The foundation of successful companies: They generate emotions - with advertising, well-maintained social media channels and well thought-out call-to-action marketing. Because customers prefer to buy what makes them happy and improves their lives. In practice, this means that whoever packages positive emotions in CTAs wins. The following questions will help:
- How does your company improve the lives of others?
- How do customers directly benefit from your offer?
Offer added value that is suitable for your customers, be inviting and informative. The customer wants to know what "is in it for them". Does the CTA correspond to what the customer is looking for, desires, longs for? But also make sure that the CTA matches the tone of your website. Our tip: Use a direct speech: "Take a look at our demo tour now" seems more human than " Take the demo tour". With a CTA you also tell the customer what happens next. So after clicking on the CTA, direct your customers to landing pages with appropriate content that will meet their expectations.
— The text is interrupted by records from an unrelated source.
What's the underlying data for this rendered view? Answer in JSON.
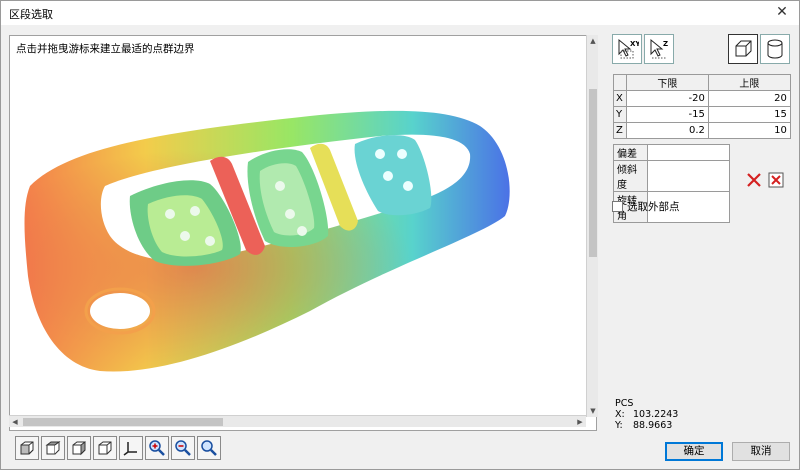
{
  "window": {
    "title": "区段选取",
    "close_glyph": "✕"
  },
  "viewer": {
    "hint": "点击并拖曳游标来建立最适的点群边界"
  },
  "scrollbars": {
    "up": "▲",
    "down": "▼",
    "left": "◀",
    "right": "▶"
  },
  "toolbar": {
    "icons": [
      "cube-front-icon",
      "cube-top-icon",
      "cube-left-icon",
      "cube-iso-icon",
      "axis-icon",
      "zoom-in-icon",
      "zoom-out-icon",
      "zoom-fit-icon"
    ]
  },
  "selection_mode": {
    "xy_label": "XY",
    "z_label": "Z",
    "shape_icons": [
      "cube-shape-icon",
      "cylinder-shape-icon"
    ]
  },
  "limits": {
    "header_lower": "下限",
    "header_upper": "上限",
    "rows": [
      {
        "axis": "X",
        "lower": "-20",
        "upper": "20"
      },
      {
        "axis": "Y",
        "lower": "-15",
        "upper": "15"
      },
      {
        "axis": "Z",
        "lower": "0.2",
        "upper": "10"
      }
    ]
  },
  "params": {
    "rows": [
      {
        "label": "偏差",
        "value": ""
      },
      {
        "label": "倾斜度",
        "value": ""
      },
      {
        "label": "旋转角",
        "value": ""
      }
    ]
  },
  "actions": {
    "delete_icon": "red-x-icon",
    "clear_icon": "red-boxed-x-icon"
  },
  "outside_points": {
    "label": "选取外部点",
    "checked": false
  },
  "coords": {
    "system": "PCS",
    "x_label": "X:",
    "x_value": "103.2243",
    "y_label": "Y:",
    "y_value": "88.9663"
  },
  "buttons": {
    "ok": "确定",
    "cancel": "取消"
  },
  "colors": {
    "accent": "#0078d7",
    "delete_red": "#d42020"
  }
}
4. Use fear of missing out (FOMO) - but only in moderation!
Fear of Missing out (FOMO for short) functions as a purchasing process accelerator, but only if you use this trigger in a restricted way. Conveying "scarcity" indiscriminately and in too many places does not seem credible and ensures that customers can no longer distinguish profitable offers from others, or that they even adopt a skeptical attitude towards your offers. So be careful with the feelings of your customers. CTAs such as "Promotion ends today", "Only 10 pieces available" or " As long as stocks last" convey urgency and show that a product is limited in availability. This can certainly tempt undecided customers to make a decision at this moment and not to think twice. FOMO CTAs illustrate the popularity or exclusivity of your offer and answer the question of how customers actually benefit from your company. At the same time, CTAs strengthen trust.
5. CTA-Design: The golden rule
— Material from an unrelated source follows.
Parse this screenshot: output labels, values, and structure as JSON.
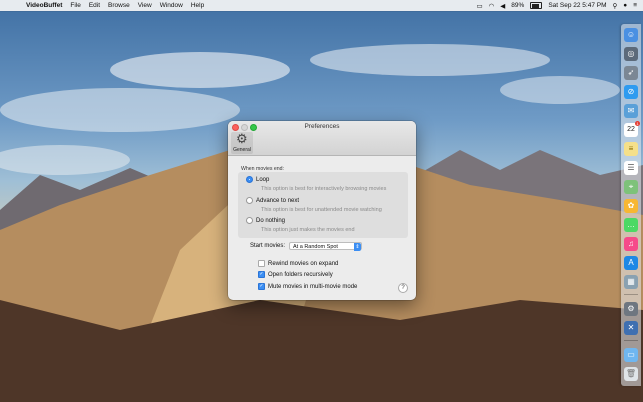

CTAs must look the same in the browser and mobile version and visually entice customers to click. This is achieved with a high-contrast color and an appealing wording. With a rectangular or slightly rounded shape and a complementary border, the button stands out visibly from the rest of the page. A no-go on the other hand are flashing buttons in signal colors. They look dubious and make users leave your site quickly. The design of good CTAs stands out without being obtrusive. But position and size are also crucial.
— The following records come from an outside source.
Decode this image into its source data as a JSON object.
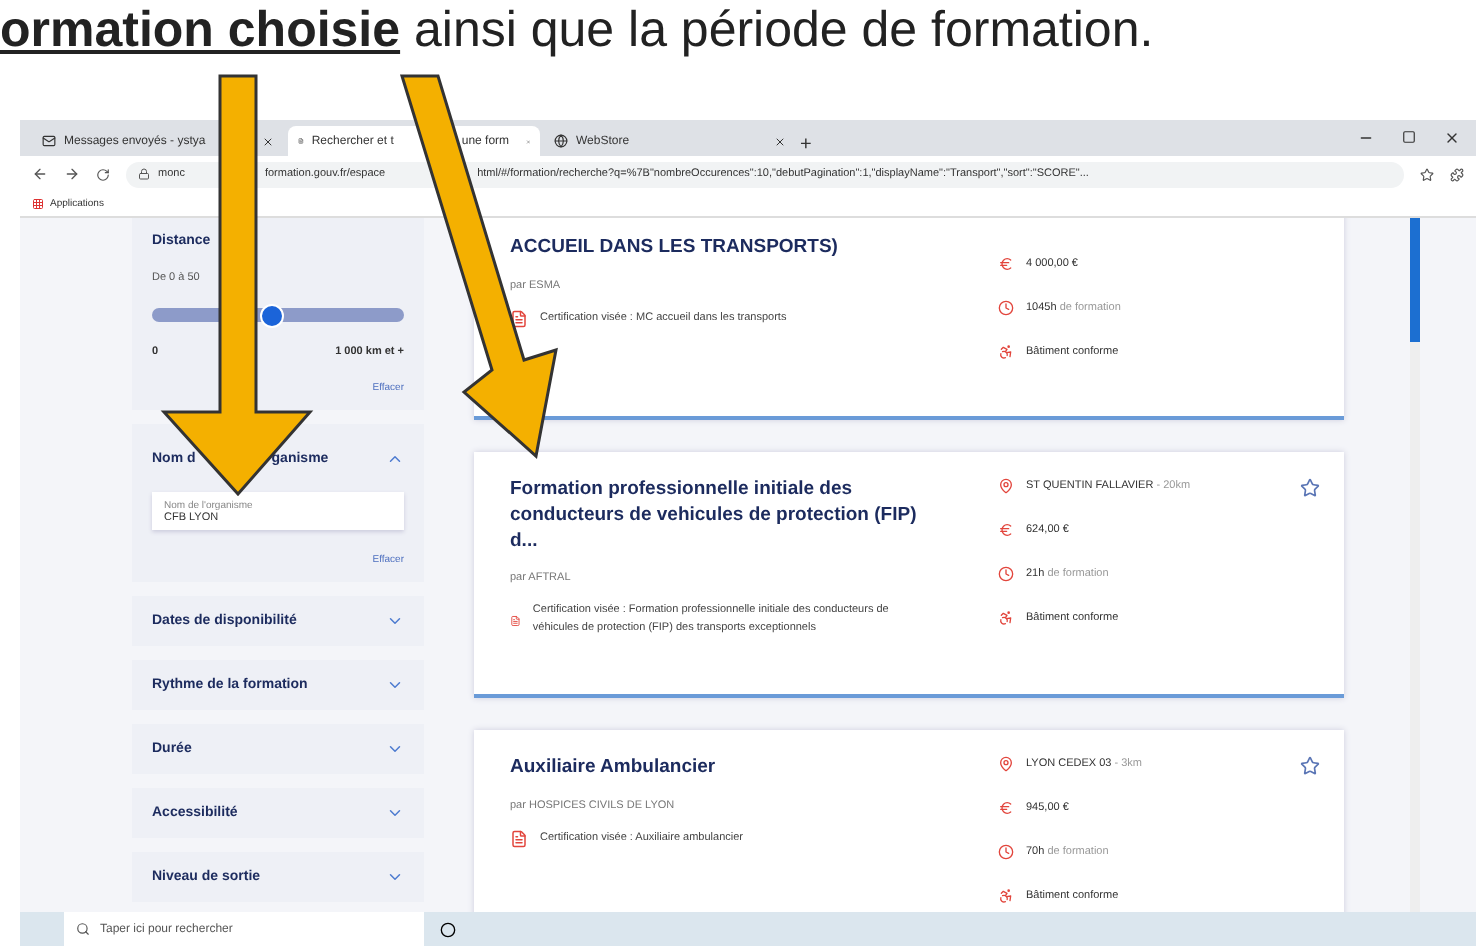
{
  "caption": "**ormation choisie** ainsi que la période de formation.",
  "browser": {
    "tabs": [
      {
        "label": [
          "Messages envoyés - ystya"
        ],
        "selected": false
      },
      {
        "label": [
          "Rechercher et t",
          "une form"
        ],
        "selected": true
      },
      {
        "label": [
          "WebStore"
        ],
        "selected": false
      }
    ],
    "new_tab": "+",
    "url": [
      "monc",
      "formation.gouv.fr/espace",
      "html/#/formation/recherche?q=%7B\"nombreOccurences\":10,\"debutPagination\":1,\"displayName\":\"Transport\",\"sort\":\"SCORE\"..."
    ],
    "bookmarks": [
      "Applications"
    ]
  },
  "filters": [
    {
      "kind": "range",
      "title": [
        "Distance"
      ],
      "subtitle": "De 0 à 50",
      "level": 0.48,
      "min": "0",
      "max": "1 000 km et +",
      "clear": "Effacer"
    },
    {
      "kind": "text",
      "title": [
        "Nom d",
        "ganisme"
      ],
      "expanded": true,
      "field_label": "Nom de l'organisme",
      "value": "CFB LYON",
      "clear": "Effacer"
    },
    {
      "kind": "collapsed",
      "title": [
        "Dates de disponibilité"
      ],
      "expanded": false
    },
    {
      "kind": "collapsed",
      "title": [
        "Rythme de la formation"
      ],
      "expanded": false
    },
    {
      "kind": "collapsed",
      "title": [
        "Durée"
      ],
      "expanded": false
    },
    {
      "kind": "collapsed",
      "title": [
        "Accessibilité"
      ],
      "expanded": false
    },
    {
      "kind": "collapsed",
      "title": [
        "Niveau de sortie"
      ],
      "expanded": false
    }
  ],
  "results": [
    {
      "title": "ACCUEIL DANS LES TRANSPORTS)",
      "by": "par ESMA",
      "certification": "Certification visée : MC accueil dans les transports",
      "price": "4 000,00 €",
      "hours": "1045h",
      "hours_suffix": "de formation",
      "access": "Bâtiment conforme"
    },
    {
      "title": "Formation professionnelle initiale des conducteurs de vehicules de protection (FIP) d...",
      "by": "par AFTRAL",
      "certification": "Certification visée : Formation professionnelle initiale des conducteurs de véhicules de protection (FIP) des transports exceptionnels",
      "location": "ST QUENTIN FALLAVIER",
      "distance": "- 20km",
      "price": "624,00 €",
      "hours": "21h",
      "hours_suffix": "de formation",
      "access": "Bâtiment conforme",
      "favorite": false
    },
    {
      "title": "Auxiliaire Ambulancier",
      "by": "par HOSPICES CIVILS DE LYON",
      "certification": "Certification visée : Auxiliaire ambulancier",
      "location": "LYON CEDEX 03",
      "distance": "- 3km",
      "price": "945,00 €",
      "hours": "70h",
      "hours_suffix": "de formation",
      "access": "Bâtiment conforme",
      "favorite": false
    }
  ],
  "taskbar": {
    "search_placeholder": "Taper ici pour rechercher"
  }
}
Put CTAs where users click. You can base this on the reading behavior of internet users. People scan a page in a specific manner: their gaze moves from top to bottom and from left to right - once at the beginning, a second time in the middle and, if they stay for a longer time, at the end of the page. This means: CTAs are best placed in the middle, on the left or right side. Tools like crazyegg show where it is likely that visitors will react to CTAs. Place call-to-actions in the first third of the page. Because most users leave the page after a few seconds. Successful companies like Netflix therefore rely on a full-screen landing page that focuses on the CTA button or "sticky CTAs" that always remain visible and even change color when the user scrolls. This makes users focus on your offer within seconds.
Are you offering enough to your users for them to come back?